_INFORMATION PROVIDED_:
------------------------
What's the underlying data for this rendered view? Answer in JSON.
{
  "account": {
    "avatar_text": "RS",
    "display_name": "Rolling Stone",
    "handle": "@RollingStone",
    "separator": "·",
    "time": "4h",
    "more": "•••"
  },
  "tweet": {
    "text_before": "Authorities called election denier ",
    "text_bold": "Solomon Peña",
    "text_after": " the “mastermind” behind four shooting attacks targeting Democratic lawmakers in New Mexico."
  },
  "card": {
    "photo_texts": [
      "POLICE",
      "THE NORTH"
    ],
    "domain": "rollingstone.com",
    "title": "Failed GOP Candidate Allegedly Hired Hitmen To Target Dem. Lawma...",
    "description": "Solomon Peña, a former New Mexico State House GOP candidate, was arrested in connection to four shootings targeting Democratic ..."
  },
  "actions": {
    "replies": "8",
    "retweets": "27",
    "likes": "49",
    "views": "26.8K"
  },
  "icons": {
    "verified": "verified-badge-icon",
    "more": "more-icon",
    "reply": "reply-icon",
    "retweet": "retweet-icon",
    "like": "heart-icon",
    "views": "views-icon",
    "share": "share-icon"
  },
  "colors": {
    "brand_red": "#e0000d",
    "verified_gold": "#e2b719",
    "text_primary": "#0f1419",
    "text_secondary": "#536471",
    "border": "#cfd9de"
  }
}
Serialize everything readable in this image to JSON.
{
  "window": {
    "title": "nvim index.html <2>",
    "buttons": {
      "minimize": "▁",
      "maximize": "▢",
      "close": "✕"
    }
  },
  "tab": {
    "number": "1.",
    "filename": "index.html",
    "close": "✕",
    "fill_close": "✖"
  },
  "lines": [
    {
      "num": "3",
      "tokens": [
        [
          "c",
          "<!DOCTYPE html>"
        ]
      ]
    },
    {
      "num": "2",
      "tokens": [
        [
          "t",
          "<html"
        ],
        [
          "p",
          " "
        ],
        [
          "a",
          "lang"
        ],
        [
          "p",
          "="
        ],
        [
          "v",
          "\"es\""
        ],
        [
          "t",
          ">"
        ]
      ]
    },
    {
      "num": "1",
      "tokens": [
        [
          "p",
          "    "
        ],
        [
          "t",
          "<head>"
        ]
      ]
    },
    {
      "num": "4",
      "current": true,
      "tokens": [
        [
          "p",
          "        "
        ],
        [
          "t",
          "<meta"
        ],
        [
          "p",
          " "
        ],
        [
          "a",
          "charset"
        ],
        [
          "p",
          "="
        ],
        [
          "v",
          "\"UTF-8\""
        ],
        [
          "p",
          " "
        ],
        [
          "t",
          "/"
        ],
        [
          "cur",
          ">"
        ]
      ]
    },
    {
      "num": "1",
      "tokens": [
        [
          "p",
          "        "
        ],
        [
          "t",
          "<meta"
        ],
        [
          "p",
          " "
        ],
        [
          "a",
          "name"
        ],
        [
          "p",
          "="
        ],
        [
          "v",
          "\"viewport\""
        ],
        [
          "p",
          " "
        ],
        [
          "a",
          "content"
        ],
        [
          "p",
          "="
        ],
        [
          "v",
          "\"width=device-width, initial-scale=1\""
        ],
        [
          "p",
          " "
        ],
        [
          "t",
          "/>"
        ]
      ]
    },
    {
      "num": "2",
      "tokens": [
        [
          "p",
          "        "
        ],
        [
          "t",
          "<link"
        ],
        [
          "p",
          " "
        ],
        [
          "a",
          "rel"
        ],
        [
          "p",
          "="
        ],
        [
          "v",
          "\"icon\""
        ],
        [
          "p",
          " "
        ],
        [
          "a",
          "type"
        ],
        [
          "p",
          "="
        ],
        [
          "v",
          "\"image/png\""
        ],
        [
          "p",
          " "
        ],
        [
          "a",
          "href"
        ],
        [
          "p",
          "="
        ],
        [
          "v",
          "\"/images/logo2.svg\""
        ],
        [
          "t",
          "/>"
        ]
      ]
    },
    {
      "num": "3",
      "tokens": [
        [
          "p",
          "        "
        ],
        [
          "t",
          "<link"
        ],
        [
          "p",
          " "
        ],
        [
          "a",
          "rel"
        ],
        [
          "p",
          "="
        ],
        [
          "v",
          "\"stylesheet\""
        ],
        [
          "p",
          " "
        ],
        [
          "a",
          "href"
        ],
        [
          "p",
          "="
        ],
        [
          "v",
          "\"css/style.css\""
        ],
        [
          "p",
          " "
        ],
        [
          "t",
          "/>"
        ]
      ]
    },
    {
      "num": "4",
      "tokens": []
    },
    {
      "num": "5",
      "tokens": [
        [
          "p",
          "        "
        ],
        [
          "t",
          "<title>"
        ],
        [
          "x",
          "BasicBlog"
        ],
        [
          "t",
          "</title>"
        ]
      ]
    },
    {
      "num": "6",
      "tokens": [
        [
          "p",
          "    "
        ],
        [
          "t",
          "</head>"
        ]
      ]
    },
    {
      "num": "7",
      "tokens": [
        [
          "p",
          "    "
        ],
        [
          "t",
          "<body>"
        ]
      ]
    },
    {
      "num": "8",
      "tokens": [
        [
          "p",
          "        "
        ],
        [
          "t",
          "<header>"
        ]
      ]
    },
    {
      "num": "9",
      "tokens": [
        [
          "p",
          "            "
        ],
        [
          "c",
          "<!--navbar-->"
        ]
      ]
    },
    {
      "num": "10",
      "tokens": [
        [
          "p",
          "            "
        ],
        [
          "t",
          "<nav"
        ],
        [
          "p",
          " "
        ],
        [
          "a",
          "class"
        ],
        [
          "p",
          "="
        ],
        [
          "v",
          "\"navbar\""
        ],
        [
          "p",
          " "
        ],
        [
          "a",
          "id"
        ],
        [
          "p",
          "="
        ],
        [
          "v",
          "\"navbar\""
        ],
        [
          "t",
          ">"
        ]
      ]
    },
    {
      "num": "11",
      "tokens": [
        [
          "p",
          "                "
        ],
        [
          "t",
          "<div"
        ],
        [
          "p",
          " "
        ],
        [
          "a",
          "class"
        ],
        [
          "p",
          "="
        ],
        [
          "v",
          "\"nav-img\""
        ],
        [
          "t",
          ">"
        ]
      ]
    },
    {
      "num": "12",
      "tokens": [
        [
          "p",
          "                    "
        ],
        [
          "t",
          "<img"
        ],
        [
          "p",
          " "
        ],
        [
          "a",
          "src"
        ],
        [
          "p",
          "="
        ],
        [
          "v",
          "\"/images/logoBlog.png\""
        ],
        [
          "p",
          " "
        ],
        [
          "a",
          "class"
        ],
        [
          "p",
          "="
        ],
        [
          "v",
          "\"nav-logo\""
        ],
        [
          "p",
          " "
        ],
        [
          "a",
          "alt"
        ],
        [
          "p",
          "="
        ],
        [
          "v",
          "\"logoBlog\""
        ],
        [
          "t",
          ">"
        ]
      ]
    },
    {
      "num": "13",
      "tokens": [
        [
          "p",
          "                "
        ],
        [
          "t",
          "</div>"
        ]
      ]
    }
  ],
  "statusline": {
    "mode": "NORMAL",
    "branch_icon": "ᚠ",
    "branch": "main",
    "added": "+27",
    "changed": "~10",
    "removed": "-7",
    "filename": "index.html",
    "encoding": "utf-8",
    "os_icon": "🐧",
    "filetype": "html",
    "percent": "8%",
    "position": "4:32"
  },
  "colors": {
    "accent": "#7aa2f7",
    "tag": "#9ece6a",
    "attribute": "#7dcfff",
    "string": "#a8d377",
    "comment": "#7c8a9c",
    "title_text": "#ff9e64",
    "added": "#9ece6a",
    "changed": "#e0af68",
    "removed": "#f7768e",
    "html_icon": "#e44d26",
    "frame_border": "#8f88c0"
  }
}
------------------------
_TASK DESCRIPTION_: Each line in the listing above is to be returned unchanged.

_RESPONSE FOR THIS EXERCISE_:
What's the underlying data for this rendered view? Answer in JSON.
{
  "account": {
    "avatar_text": "RS",
    "display_name": "Rolling Stone",
    "handle": "@RollingStone",
    "separator": "·",
    "time": "4h",
    "more": "•••"
  },
  "tweet": {
    "text_before": "Authorities called election denier ",
    "text_bold": "Solomon Peña",
    "text_after": " the “mastermind” behind four shooting attacks targeting Democratic lawmakers in New Mexico."
  },
  "card": {
    "photo_texts": [
      "POLICE",
      "THE NORTH"
    ],
    "domain": "rollingstone.com",
    "title": "Failed GOP Candidate Allegedly Hired Hitmen To Target Dem. Lawma...",
    "description": "Solomon Peña, a former New Mexico State House GOP candidate, was arrested in connection to four shootings targeting Democratic ..."
  },
  "actions": {
    "replies": "8",
    "retweets": "27",
    "likes": "49",
    "views": "26.8K"
  },
  "icons": {
    "verified": "verified-badge-icon",
    "more": "more-icon",
    "reply": "reply-icon",
    "retweet": "retweet-icon",
    "like": "heart-icon",
    "views": "views-icon",
    "share": "share-icon"
  },
  "colors": {
    "brand_red": "#e0000d",
    "verified_gold": "#e2b719",
    "text_primary": "#0f1419",
    "text_secondary": "#536471",
    "border": "#cfd9de"
  }
}
Serialize everything readable in this image to JSON.
{
  "window": {
    "title": "nvim index.html <2>",
    "buttons": {
      "minimize": "▁",
      "maximize": "▢",
      "close": "✕"
    }
  },
  "tab": {
    "number": "1.",
    "filename": "index.html",
    "close": "✕",
    "fill_close": "✖"
  },
  "lines": [
    {
      "num": "3",
      "tokens": [
        [
          "c",
          "<!DOCTYPE html>"
        ]
      ]
    },
    {
      "num": "2",
      "tokens": [
        [
          "t",
          "<html"
        ],
        [
          "p",
          " "
        ],
        [
          "a",
          "lang"
        ],
        [
          "p",
          "="
        ],
        [
          "v",
          "\"es\""
        ],
        [
          "t",
          ">"
        ]
      ]
    },
    {
      "num": "1",
      "tokens": [
        [
          "p",
          "    "
        ],
        [
          "t",
          "<head>"
        ]
      ]
    },
    {
      "num": "4",
      "current": true,
      "tokens": [
        [
          "p",
          "        "
        ],
        [
          "t",
          "<meta"
        ],
        [
          "p",
          " "
        ],
        [
          "a",
          "charset"
        ],
        [
          "p",
          "="
        ],
        [
          "v",
          "\"UTF-8\""
        ],
        [
          "p",
          " "
        ],
        [
          "t",
          "/"
        ],
        [
          "cur",
          ">"
        ]
      ]
    },
    {
      "num": "1",
      "tokens": [
        [
          "p",
          "        "
        ],
        [
          "t",
          "<meta"
        ],
        [
          "p",
          " "
        ],
        [
          "a",
          "name"
        ],
        [
          "p",
          "="
        ],
        [
          "v",
          "\"viewport\""
        ],
        [
          "p",
          " "
        ],
        [
          "a",
          "content"
        ],
        [
          "p",
          "="
        ],
        [
          "v",
          "\"width=device-width, initial-scale=1\""
        ],
        [
          "p",
          " "
        ],
        [
          "t",
          "/>"
        ]
      ]
    },
    {
      "num": "2",
      "tokens": [
        [
          "p",
          "        "
        ],
        [
          "t",
          "<link"
        ],
        [
          "p",
          " "
        ],
        [
          "a",
          "rel"
        ],
        [
          "p",
          "="
        ],
        [
          "v",
          "\"icon\""
        ],
        [
          "p",
          " "
        ],
        [
          "a",
          "type"
        ],
        [
          "p",
          "="
        ],
        [
          "v",
          "\"image/png\""
        ],
        [
          "p",
          " "
        ],
        [
          "a",
          "href"
        ],
        [
          "p",
          "="
        ],
        [
          "v",
          "\"/images/logo2.svg\""
        ],
        [
          "t",
          "/>"
        ]
      ]
    },
    {
      "num": "3",
      "tokens": [
        [
          "p",
          "        "
        ],
        [
          "t",
          "<link"
        ],
        [
          "p",
          " "
        ],
        [
          "a",
          "rel"
        ],
        [
          "p",
          "="
        ],
        [
          "v",
          "\"stylesheet\""
        ],
        [
          "p",
          " "
        ],
        [
          "a",
          "href"
        ],
        [
          "p",
          "="
        ],
        [
          "v",
          "\"css/style.css\""
        ],
        [
          "p",
          " "
        ],
        [
          "t",
          "/>"
        ]
      ]
    },
    {
      "num": "4",
      "tokens": []
    },
    {
      "num": "5",
      "tokens": [
        [
          "p",
          "        "
        ],
        [
          "t",
          "<title>"
        ],
        [
          "x",
          "BasicBlog"
        ],
        [
          "t",
          "</title>"
        ]
      ]
    },
    {
      "num": "6",
      "tokens": [
        [
          "p",
          "    "
        ],
        [
          "t",
          "</head>"
        ]
      ]
    },
    {
      "num": "7",
      "tokens": [
        [
          "p",
          "    "
        ],
        [
          "t",
          "<body>"
        ]
      ]
    },
    {
      "num": "8",
      "tokens": [
        [
          "p",
          "        "
        ],
        [
          "t",
          "<header>"
        ]
      ]
    },
    {
      "num": "9",
      "tokens": [
        [
          "p",
          "            "
        ],
        [
          "c",
          "<!--navbar-->"
        ]
      ]
    },
    {
      "num": "10",
      "tokens": [
        [
          "p",
          "            "
        ],
        [
          "t",
          "<nav"
        ],
        [
          "p",
          " "
        ],
        [
          "a",
          "class"
        ],
        [
          "p",
          "="
        ],
        [
          "v",
          "\"navbar\""
        ],
        [
          "p",
          " "
        ],
        [
          "a",
          "id"
        ],
        [
          "p",
          "="
        ],
        [
          "v",
          "\"navbar\""
        ],
        [
          "t",
          ">"
        ]
      ]
    },
    {
      "num": "11",
      "tokens": [
        [
          "p",
          "                "
        ],
        [
          "t",
          "<div"
        ],
        [
          "p",
          " "
        ],
        [
          "a",
          "class"
        ],
        [
          "p",
          "="
        ],
        [
          "v",
          "\"nav-img\""
        ],
        [
          "t",
          ">"
        ]
      ]
    },
    {
      "num": "12",
      "tokens": [
        [
          "p",
          "                    "
        ],
        [
          "t",
          "<img"
        ],
        [
          "p",
          " "
        ],
        [
          "a",
          "src"
        ],
        [
          "p",
          "="
        ],
        [
          "v",
          "\"/images/logoBlog.png\""
        ],
        [
          "p",
          " "
        ],
        [
          "a",
          "class"
        ],
        [
          "p",
          "="
        ],
        [
          "v",
          "\"nav-logo\""
        ],
        [
          "p",
          " "
        ],
        [
          "a",
          "alt"
        ],
        [
          "p",
          "="
        ],
        [
          "v",
          "\"logoBlog\""
        ],
        [
          "t",
          ">"
        ]
      ]
    },
    {
      "num": "13",
      "tokens": [
        [
          "p",
          "                "
        ],
        [
          "t",
          "</div>"
        ]
      ]
    }
  ],
  "statusline": {
    "mode": "NORMAL",
    "branch_icon": "ᚠ",
    "branch": "main",
    "added": "+27",
    "changed": "~10",
    "removed": "-7",
    "filename": "index.html",
    "encoding": "utf-8",
    "os_icon": "🐧",
    "filetype": "html",
    "percent": "8%",
    "position": "4:32"
  },
  "colors": {
    "accent": "#7aa2f7",
    "tag": "#9ece6a",
    "attribute": "#7dcfff",
    "string": "#a8d377",
    "comment": "#7c8a9c",
    "title_text": "#ff9e64",
    "added": "#9ece6a",
    "changed": "#e0af68",
    "removed": "#f7768e",
    "html_icon": "#e44d26",
    "frame_border": "#8f88c0"
  }
}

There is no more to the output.